Although Title IX has always also applied to elementary, middle, and high schools, the discourse on those schools’ legal obligations has mostly remained in the background. But those of us who advocate on behalf of survivors know that gender-based violence at school is a real problem for children and adolescents. Unfortunately, relatively few elementary, middle, and high schools seem well-equipped to investigate and address sexual harassment and assault against their students. Too often the response further traumatizes kids, instead of protecting them and helping them to heal.
We also know that, just as adult survivors who identify with certain vulnerable or marginalized groups often incur particularly skeptical or punitive responses from criminal justice officials, school-based responses to sexual assault aren’t equitable for all students. It’s thoroughly documented that throughout the country and in Texas, students of color—particularly Black students—and students with disabilities are much more likely to be subject to disciplinary action or referral to school resource officers than their white classmates for the same conduct. Tragically, this trend seems to bleed into school-based responses to sexual assaults. Schools’ sexual assault response practices are unreliable across the board, but when students of color report sexual violence to their schools, they are more likely than white survivors to be sent home, punished for what the school determines was consensual sex, or forced to transfer schools.
Department of Education officials, attorneys for survivors, and educators all agree about the need for more training and clearer policies at the local level. According to the Texas Association of School Boards, there are more than 7,000 elected school board members in Texas. They hold almost sole authority to determine the training and response policies that will apply when children at their schools are sexually assaulted. As their constituents, they are accountable to us.
Our Challenge Ahead
Certainly, electing a president or congressperson also has con- sequences for survivors. The president appoints federal agency leadership, who, in turn, determine whether to prioritize things like gender bias in policing or sexual violence in educational settings. We ignore national-level politics at the risk of the most vulnerable among us.
Still, I hope that as a field and as a movement we keep sight of our potential impact at the local level. I’ve offered just a few examples here of how our action—or inaction—in local politics shapes support systems for survivors and, by extension, survivors’ confidence in systems ostensibly maintained for their benefit. Undoubtedly, there are more.
I want to challenge us—myself included—to reclaim electoral politics as a mechanism for justice. Each time the system works against a survivor or we run up against a process rife with bias, I want to challenge us not to give into anger or resignation, but to identify the responsible official and work for change. Regardless of who becomes the next president, I expect that most of the time we won’t be calling the White House.

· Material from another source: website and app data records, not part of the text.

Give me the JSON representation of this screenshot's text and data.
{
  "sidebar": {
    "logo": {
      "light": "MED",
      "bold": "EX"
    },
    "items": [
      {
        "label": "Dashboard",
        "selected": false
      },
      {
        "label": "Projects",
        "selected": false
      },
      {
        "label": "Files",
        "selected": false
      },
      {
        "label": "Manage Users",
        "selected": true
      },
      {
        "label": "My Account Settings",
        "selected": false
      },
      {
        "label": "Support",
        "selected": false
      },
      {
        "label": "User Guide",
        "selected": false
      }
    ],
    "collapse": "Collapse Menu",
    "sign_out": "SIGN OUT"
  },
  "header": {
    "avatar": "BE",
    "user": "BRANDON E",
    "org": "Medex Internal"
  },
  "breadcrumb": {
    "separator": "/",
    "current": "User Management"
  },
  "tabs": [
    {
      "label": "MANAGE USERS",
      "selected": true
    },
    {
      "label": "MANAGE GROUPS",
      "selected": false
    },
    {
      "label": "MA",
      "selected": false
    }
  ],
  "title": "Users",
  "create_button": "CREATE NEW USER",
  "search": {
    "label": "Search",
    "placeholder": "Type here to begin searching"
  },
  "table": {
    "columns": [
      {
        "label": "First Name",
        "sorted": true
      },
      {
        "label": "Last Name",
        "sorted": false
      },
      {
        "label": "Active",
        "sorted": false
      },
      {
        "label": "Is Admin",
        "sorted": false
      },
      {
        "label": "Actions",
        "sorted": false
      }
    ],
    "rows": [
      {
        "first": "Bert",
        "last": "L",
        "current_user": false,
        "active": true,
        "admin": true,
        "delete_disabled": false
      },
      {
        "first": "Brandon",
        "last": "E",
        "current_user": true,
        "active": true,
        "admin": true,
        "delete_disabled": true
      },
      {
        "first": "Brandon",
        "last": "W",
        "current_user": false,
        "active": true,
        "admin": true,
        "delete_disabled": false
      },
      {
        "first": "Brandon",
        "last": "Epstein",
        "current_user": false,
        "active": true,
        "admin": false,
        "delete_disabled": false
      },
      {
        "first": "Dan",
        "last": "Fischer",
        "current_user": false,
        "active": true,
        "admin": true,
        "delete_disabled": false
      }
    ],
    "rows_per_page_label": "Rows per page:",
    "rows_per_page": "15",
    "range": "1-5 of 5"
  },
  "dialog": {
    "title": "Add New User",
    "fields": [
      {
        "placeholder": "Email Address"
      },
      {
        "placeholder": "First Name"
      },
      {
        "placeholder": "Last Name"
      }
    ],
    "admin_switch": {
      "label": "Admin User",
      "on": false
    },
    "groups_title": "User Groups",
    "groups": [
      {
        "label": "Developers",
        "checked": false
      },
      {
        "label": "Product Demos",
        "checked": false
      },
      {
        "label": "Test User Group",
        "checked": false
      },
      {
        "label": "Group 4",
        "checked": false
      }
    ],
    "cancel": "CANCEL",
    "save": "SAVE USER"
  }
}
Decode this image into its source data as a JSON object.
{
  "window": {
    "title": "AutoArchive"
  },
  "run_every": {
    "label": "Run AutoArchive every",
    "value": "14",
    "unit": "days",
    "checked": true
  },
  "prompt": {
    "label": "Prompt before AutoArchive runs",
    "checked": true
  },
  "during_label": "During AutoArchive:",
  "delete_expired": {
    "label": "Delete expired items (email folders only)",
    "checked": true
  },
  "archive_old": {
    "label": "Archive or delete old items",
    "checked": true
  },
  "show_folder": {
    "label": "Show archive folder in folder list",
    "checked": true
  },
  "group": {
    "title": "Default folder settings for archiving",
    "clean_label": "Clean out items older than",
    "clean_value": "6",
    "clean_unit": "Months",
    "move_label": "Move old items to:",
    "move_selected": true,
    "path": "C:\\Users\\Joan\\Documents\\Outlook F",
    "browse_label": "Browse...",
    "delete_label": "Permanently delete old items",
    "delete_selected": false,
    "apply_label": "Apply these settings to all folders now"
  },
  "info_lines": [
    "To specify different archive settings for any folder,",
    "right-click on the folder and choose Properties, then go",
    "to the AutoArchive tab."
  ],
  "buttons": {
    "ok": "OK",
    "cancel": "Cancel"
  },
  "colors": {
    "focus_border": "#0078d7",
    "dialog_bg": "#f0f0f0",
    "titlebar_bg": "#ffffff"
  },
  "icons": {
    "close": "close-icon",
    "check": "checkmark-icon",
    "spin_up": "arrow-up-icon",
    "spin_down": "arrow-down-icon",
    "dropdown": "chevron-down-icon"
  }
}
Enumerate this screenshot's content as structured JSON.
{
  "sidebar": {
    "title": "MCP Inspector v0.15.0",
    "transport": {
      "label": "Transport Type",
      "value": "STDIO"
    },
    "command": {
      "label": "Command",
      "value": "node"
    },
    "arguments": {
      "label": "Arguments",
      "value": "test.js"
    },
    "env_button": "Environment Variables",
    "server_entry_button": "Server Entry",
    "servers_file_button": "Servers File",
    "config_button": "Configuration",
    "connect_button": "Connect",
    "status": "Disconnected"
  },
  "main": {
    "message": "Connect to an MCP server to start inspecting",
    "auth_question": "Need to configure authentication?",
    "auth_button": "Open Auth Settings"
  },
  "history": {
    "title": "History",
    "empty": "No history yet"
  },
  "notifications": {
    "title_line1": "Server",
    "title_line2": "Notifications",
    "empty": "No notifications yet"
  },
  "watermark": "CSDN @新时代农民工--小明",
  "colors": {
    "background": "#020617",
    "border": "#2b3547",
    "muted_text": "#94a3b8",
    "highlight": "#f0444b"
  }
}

SOAPBOX is an outlet for TAASA members to express their opinions on current events, social justice issues, and the national and local political climate. The views expressed in SOAPBOX do not necessarily reflect the opinions of TAASA, our board, members or affiliated agencies.